Copy every line of the records below where the word "JSON" occurs.

- - - - - - -

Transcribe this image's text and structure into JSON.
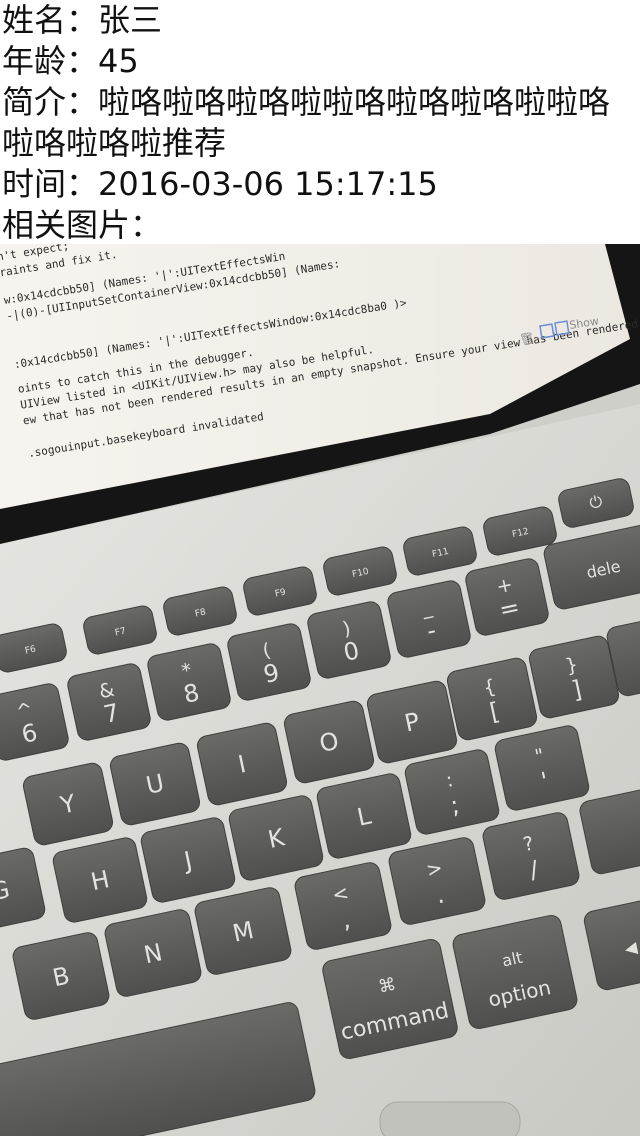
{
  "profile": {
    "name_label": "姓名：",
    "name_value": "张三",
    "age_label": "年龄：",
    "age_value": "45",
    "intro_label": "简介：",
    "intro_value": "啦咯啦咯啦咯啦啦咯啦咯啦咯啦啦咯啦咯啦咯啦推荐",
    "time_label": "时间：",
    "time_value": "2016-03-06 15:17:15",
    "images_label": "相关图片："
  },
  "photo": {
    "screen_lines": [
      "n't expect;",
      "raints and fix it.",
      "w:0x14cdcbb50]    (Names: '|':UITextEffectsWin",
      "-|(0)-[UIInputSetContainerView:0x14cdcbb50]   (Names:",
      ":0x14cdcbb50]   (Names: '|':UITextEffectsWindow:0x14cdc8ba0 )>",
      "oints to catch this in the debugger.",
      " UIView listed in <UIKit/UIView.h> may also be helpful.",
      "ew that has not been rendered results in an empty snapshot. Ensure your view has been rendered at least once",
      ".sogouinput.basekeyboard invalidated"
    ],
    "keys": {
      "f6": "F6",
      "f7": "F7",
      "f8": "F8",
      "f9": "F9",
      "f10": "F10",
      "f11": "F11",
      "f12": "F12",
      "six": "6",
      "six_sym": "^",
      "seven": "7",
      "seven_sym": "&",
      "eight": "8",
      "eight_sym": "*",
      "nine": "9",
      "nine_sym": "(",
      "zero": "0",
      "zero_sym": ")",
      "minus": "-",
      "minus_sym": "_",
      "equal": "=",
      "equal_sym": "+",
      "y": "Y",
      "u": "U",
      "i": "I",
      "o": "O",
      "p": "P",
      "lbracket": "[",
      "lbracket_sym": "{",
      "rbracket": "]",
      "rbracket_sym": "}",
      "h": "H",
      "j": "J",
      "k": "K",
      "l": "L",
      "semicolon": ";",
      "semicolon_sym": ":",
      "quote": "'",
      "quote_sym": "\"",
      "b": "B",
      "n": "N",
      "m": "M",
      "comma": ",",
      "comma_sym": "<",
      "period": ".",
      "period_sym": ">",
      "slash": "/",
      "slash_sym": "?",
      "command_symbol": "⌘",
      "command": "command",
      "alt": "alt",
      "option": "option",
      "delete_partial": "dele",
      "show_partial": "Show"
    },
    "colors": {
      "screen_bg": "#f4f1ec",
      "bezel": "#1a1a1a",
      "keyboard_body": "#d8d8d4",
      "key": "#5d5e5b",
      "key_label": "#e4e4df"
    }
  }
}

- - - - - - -

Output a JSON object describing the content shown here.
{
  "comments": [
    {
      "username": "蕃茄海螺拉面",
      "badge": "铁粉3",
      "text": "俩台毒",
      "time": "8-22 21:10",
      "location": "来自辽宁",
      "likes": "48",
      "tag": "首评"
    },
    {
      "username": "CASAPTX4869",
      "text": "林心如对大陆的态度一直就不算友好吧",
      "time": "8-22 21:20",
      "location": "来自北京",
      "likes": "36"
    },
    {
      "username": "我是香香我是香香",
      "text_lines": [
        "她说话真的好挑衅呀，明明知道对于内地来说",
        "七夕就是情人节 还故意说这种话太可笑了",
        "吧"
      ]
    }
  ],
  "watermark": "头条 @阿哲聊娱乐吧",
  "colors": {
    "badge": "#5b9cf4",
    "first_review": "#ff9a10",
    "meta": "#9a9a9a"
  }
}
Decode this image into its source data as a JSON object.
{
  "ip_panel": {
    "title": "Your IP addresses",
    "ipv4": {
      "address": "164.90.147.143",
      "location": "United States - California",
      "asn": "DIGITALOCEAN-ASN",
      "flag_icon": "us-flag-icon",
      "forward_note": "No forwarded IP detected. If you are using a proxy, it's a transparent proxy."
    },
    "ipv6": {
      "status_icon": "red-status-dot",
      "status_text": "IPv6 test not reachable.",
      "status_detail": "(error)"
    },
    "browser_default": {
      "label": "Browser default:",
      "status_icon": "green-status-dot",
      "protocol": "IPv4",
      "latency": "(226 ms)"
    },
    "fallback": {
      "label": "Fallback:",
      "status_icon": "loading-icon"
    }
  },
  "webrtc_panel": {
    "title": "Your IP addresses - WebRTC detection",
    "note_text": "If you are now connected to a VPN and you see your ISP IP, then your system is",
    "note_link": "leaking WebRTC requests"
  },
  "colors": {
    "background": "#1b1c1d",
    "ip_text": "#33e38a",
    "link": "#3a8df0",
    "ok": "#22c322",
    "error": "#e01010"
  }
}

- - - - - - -

» OUTPUT FOR THIS TASK
Transcribe this image's text and structure into JSON.
Output a JSON object describing the content shown here.
Decode this image into its source data as a JSON object.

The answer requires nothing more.